For the most part I found the night people to be grudgingly acceptable because after a time my worst nightmare became a reality: I had become one of them by virtue of longevity. By the way, the Olympia police were wonderful and deserve a round of applause. They watched out for me, gave me a break on more than one occasion and were friendly and courteous. The Tumwater police, however, really need to get a life! I was stopped once because the trailer hitch ball on my truck blocked one of the letters on my license plate. Our tax dollars at work! Tumwater either needs more crime or more donut shops!
ONE YEAR AND SEE YOU LATER
I had promised one year and they got thirteen months. On December 31st, 2011 I ran my last night of the route. Because I had lobbied hard during the months leading up to that night it was also Bev’s last night on the route as well. I had finally convinced her that the job was bad for her health and we both needed to work as a team on the freelance writing business to get it up and rolling.
How long did it take me to adjust to a normal life again? Oh, about one day! Are you kidding me? I was elated and said goodbye and never looked back. Bev had withdrawal for a few weeks but now, five months later, she is rested and happy and oh so glad she listened to me and made the break.
I’m not sure what your impressions are of paper carriers.

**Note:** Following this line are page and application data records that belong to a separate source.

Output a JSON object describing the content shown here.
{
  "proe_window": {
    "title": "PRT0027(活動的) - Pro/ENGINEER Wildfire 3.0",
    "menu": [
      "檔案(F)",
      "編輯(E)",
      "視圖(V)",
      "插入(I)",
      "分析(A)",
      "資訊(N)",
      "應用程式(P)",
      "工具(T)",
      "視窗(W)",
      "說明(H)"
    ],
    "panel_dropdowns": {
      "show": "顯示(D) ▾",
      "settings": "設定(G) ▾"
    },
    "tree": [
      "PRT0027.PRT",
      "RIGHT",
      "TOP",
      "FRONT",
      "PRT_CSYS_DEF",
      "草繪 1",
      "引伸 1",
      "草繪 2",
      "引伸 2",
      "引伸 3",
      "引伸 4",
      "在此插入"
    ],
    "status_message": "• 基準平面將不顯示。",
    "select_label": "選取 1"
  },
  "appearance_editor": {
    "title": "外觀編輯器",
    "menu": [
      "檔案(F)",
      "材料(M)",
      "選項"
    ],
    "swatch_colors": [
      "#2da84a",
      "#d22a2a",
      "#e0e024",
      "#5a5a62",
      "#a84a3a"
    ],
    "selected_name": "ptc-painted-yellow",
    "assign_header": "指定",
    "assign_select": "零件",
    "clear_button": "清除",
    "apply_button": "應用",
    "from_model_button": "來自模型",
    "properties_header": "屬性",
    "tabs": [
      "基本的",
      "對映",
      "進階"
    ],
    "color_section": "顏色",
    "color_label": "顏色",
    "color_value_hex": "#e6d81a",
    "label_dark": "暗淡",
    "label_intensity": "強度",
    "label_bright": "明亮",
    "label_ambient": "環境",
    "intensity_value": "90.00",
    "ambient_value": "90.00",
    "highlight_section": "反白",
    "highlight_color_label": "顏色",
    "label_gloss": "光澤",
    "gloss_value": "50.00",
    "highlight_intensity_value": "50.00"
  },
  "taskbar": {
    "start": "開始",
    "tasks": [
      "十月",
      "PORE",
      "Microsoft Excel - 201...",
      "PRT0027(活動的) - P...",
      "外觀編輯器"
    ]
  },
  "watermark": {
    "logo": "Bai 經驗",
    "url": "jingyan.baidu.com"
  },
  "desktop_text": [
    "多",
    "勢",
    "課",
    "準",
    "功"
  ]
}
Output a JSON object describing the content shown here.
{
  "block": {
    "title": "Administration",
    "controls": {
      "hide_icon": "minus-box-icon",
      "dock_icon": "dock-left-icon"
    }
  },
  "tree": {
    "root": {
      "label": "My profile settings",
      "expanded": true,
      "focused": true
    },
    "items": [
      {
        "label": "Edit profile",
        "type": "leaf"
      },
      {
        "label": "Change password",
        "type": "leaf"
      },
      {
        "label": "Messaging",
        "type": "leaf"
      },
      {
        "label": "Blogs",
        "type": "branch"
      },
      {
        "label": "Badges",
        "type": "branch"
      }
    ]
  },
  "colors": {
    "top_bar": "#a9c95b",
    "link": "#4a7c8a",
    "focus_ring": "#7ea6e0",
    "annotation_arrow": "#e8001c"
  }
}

I have to admit I have a different opinion now than I did when I began. What I found for the most part were people who had regular day jobs who simply needed the money that a second job brings in. These are tough economic times and they call for tough decisions. More than once I had someone ask me why I was doing a route when I had three college degrees. I had one friend suggest that the job was beneath me.
My dad provided the best answer to those questions and comments. He told me a very long time ago that no job is beneath me. Every job is an opportunity to learn and grow and that I should treat each and every job as if it were the best job on the planet. I should always work harder than expected and I should never complain because there are a lot of people who would be very happy if they had my job.
Would I do it again? There is no way to answer that; if I had to, yes, because we all do what we have to do. I am not too proud to take on a job like that again but good Lord willin’ and the creek don’t rise I’ll never have to.
2012 William D. Holland (aka billybuc)
A great hub about running a paper route: